Could you report every line from the entries that includes the word "stonehenge"?

Items from a data source:
········
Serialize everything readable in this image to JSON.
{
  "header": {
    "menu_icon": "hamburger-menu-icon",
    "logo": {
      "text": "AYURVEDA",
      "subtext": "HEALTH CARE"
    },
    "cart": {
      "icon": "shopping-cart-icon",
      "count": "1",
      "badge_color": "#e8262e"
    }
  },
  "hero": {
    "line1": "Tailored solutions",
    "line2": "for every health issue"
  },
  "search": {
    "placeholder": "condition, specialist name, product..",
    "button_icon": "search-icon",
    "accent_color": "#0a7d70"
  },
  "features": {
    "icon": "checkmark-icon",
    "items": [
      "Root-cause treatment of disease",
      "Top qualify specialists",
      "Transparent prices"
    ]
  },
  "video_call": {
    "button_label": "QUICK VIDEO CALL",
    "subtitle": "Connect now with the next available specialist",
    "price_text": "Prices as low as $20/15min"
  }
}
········
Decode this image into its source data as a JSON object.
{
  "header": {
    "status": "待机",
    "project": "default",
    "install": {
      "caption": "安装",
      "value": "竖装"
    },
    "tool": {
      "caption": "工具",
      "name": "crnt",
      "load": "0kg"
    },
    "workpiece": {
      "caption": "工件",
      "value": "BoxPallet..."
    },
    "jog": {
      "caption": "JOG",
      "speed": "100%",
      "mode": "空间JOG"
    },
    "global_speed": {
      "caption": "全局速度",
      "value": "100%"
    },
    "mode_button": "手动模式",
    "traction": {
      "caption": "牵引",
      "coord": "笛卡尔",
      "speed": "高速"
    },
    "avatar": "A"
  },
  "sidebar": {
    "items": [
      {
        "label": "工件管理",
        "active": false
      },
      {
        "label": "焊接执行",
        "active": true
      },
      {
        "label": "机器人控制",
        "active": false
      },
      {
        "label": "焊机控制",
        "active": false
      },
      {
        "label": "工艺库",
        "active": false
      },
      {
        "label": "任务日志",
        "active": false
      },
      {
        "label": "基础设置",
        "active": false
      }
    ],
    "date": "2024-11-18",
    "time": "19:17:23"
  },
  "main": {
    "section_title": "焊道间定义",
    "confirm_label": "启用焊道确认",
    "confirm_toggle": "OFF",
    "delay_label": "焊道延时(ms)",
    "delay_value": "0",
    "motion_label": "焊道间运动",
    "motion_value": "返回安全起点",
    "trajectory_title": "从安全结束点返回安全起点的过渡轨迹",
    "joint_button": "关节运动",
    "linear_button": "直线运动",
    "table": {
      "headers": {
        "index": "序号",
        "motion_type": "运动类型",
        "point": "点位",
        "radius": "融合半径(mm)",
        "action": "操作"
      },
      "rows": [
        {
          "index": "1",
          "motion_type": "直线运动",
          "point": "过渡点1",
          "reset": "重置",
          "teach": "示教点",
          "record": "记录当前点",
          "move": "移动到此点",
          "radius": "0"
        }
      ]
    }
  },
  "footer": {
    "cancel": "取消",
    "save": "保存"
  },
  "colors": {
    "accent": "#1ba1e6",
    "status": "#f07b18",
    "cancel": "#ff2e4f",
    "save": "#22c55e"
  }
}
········
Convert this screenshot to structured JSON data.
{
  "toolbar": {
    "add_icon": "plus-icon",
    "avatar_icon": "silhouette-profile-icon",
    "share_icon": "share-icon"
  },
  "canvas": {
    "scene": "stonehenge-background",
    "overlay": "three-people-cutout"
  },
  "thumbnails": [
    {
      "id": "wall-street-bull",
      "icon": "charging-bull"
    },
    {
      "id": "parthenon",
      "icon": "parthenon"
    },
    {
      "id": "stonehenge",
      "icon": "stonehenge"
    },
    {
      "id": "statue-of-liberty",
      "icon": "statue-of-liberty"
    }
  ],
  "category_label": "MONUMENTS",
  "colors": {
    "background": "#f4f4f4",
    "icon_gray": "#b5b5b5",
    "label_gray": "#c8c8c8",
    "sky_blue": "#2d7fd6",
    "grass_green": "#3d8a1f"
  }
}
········
**Answer to this problem**
    "scene": "stonehenge-background",
      "id": "stonehenge",
      "icon": "stonehenge"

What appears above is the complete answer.